American Heritage® Dictionary of the English Language, Fourth Edition
- n. A noisy clamor.
Century Dictionary and Cyclopedia
- n. An uproar; a disturbance; a riot; a noisy or disorderly outbreak.
GNU Webster's 1913
- n. colloq. A disturbance; noise and confusion; a quarrel.
- v. cause a disturbance
- n. the act of making a noisy disturbance
- Origin unknown. (American Heritage® Dictionary of the English Language, Fourth Edition)
““What?” he yelled back from what he called their rumpus room.”
“He said he would speak to the captain about it after they arrived at the island, and that the steward's quarters should be searched and Doc questioned, but he doubted the advisability of making what he called a rumpus about it now, especially as Marjorie might be worried and he wanted her to get a good night's sleep.”
“Hereupon Marble made what he called a rumpus in good earnest.”
“Quietâ€ fun in rumpus room or patio, on picnics, in areas closed to firearms!”
“Ah, so now I know ... where the wild rumpus is really going on ...”
“We take such matters much less lightly today, as Mr. Mullan notes while recalling the rumpus surrounding "Primary Colors," the Clinton-based novel that Joe Klein initially denied writing, much to the subsequent anger of his fellow journalists.”
“In the morning, I found that the cause of all the rumpus was a marriage that had taken place in the hotel; and the master and mistress being happy, the servants caught the joyous infection, and got the children to share it with them.”
“Noo yo'll not mak a rumpus, Davy,' he said, mistrustfully.”
“In the end the Great Budget Stramash of 2009 will most likely be forgotten and, to the extent history recalls the rumpus it will conclude that it was a no score draw.”

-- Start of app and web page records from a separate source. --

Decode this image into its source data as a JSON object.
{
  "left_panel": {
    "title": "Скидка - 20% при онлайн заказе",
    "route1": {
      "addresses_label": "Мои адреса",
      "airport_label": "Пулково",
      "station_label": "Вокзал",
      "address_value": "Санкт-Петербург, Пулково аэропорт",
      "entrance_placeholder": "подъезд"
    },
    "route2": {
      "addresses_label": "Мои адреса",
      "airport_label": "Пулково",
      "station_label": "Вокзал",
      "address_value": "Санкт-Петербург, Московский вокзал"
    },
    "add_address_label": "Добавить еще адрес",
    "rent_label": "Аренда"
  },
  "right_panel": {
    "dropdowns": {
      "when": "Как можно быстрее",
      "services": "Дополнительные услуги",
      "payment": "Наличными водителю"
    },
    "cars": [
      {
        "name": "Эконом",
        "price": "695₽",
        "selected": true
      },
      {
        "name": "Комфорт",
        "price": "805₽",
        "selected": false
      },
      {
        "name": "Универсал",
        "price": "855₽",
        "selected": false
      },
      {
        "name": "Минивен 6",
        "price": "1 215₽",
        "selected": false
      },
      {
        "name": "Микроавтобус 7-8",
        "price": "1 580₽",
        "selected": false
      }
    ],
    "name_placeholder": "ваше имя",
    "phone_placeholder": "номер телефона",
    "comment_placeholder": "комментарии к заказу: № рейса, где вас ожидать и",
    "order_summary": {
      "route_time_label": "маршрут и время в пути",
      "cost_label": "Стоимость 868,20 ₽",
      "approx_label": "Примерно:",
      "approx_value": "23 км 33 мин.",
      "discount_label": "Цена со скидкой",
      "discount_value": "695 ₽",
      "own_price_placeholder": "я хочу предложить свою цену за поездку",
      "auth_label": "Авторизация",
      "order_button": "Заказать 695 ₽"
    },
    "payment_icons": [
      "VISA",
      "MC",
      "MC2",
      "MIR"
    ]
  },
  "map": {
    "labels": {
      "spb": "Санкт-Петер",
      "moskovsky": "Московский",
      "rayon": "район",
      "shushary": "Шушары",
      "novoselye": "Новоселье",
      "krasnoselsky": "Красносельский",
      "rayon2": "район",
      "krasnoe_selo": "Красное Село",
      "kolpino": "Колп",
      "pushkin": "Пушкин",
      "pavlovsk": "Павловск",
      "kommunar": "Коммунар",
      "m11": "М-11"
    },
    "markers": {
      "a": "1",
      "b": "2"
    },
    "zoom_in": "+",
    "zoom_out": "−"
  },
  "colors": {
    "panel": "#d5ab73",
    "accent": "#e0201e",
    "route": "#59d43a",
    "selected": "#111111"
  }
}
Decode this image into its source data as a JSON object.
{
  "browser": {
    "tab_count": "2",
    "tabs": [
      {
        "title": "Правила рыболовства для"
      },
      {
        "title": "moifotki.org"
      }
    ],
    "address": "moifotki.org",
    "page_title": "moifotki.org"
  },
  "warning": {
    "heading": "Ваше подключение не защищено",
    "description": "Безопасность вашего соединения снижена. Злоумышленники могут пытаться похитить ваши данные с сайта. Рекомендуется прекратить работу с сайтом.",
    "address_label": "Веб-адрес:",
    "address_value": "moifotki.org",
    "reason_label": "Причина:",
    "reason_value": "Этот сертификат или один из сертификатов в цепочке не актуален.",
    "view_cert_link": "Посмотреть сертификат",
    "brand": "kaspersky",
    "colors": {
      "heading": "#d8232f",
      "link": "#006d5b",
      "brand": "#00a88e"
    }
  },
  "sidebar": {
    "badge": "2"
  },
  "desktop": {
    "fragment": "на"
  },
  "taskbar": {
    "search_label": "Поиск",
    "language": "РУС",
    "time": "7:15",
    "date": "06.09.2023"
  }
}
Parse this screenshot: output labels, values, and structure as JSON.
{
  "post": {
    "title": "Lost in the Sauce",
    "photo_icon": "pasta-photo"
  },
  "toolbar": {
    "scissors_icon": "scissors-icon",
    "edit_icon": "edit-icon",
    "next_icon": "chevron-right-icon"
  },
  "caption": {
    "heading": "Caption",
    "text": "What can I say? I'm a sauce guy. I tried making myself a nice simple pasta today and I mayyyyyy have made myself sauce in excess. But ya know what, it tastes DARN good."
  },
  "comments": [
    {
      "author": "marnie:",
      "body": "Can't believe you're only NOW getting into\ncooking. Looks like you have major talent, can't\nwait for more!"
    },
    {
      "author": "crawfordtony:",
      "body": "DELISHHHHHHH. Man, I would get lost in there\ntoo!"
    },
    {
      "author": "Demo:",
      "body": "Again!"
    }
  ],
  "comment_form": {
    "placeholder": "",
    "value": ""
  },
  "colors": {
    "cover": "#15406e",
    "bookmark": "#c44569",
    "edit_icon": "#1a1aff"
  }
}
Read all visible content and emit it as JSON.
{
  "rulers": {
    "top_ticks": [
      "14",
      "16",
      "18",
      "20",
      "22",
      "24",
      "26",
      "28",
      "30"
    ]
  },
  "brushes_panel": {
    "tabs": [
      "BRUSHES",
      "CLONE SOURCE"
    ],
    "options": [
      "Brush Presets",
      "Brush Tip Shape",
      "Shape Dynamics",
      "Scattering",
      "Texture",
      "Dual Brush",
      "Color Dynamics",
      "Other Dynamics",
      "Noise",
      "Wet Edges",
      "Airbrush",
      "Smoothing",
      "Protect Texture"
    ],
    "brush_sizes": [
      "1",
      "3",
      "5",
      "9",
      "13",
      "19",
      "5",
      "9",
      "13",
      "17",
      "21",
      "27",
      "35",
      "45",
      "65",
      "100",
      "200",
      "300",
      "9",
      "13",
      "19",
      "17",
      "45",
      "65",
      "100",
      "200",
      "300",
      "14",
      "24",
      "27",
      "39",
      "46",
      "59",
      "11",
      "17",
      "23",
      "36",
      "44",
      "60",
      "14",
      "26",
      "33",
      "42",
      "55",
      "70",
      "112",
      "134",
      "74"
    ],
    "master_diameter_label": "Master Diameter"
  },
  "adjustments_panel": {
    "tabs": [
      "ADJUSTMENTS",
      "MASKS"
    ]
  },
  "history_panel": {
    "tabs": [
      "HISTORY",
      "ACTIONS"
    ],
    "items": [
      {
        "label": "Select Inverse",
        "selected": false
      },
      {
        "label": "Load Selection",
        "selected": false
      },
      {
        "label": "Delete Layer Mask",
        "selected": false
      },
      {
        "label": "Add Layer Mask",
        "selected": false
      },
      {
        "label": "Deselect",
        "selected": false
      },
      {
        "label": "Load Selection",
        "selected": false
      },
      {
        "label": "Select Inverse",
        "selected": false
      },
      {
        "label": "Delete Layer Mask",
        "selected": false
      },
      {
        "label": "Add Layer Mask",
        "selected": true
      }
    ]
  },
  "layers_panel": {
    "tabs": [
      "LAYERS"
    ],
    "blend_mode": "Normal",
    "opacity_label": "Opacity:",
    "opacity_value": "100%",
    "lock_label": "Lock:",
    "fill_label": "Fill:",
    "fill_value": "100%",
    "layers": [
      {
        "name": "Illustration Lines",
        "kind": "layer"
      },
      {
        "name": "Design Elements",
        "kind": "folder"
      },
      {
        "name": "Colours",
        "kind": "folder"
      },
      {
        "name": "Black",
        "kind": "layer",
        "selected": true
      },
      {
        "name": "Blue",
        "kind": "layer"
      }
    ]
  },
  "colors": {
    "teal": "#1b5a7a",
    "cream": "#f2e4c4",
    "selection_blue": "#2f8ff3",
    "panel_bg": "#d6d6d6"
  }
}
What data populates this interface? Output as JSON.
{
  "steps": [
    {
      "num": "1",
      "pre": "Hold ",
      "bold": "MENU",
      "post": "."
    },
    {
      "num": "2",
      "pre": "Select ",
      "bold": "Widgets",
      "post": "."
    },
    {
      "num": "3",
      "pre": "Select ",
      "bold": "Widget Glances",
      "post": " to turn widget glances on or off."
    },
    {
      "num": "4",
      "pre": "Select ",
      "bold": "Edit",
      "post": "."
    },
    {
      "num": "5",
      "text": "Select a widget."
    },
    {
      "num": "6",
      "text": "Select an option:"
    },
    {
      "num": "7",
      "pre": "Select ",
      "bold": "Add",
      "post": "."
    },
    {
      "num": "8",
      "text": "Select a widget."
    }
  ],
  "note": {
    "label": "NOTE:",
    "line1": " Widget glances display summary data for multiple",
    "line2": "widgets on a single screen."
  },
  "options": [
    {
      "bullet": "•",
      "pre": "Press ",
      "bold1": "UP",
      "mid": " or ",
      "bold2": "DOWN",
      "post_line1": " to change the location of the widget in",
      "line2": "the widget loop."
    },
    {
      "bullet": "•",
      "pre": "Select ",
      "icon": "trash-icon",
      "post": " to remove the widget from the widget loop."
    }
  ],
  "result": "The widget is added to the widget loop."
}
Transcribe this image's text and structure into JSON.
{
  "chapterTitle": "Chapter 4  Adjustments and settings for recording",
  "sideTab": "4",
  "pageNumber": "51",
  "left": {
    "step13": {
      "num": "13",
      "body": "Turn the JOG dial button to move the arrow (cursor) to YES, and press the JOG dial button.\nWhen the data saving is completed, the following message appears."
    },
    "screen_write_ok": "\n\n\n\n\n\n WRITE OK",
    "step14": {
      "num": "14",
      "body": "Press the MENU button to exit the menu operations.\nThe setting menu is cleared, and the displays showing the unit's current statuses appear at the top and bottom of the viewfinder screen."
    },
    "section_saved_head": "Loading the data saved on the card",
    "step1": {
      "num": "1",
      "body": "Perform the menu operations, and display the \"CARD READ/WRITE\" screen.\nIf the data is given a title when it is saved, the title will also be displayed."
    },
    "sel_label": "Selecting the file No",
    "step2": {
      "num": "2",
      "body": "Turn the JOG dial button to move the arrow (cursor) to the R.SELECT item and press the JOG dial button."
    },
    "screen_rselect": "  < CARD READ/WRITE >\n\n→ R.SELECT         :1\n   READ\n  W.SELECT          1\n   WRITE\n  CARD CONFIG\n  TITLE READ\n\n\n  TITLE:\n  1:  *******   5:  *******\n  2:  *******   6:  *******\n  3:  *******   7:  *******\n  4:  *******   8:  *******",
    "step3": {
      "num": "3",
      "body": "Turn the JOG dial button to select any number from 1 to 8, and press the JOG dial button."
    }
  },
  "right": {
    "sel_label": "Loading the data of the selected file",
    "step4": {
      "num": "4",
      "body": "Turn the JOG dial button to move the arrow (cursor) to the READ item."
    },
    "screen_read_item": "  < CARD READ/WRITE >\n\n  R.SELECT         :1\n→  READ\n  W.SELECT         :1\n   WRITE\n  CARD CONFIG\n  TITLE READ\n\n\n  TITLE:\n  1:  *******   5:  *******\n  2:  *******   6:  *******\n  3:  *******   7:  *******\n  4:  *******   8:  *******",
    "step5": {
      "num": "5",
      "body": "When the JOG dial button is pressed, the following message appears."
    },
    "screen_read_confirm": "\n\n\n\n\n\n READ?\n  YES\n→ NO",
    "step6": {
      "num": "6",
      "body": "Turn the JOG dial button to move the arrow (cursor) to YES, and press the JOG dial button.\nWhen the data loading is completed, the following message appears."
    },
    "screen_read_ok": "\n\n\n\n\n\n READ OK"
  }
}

“The kind of rumpus that suggests that tufts of fur are flying as thick and fast as our all-too-common blizzards of late.”
These user-created lists contain the word ‘rumpus’.
Words or Sayings from the 1920's or whatever that no one really uses anymore (at least in that context).
Loved for their ingenuity, an exact description, or simply for the pure joy of it.
Idea from Will Shortz's NPR puzzle feature. Two words that share a common letter (end of first word and start of second word) and forming a larger word, e.g., mill and lion = mil-l-ion. Variants ...
Words listed as "origin unknown."
Just some words I happen to enjoy. Some thread-worn, some not.
Words that are fun to say....
My Favorite Words
Words I like to use, words I like but may forget.
Looking for tweets for rumpus.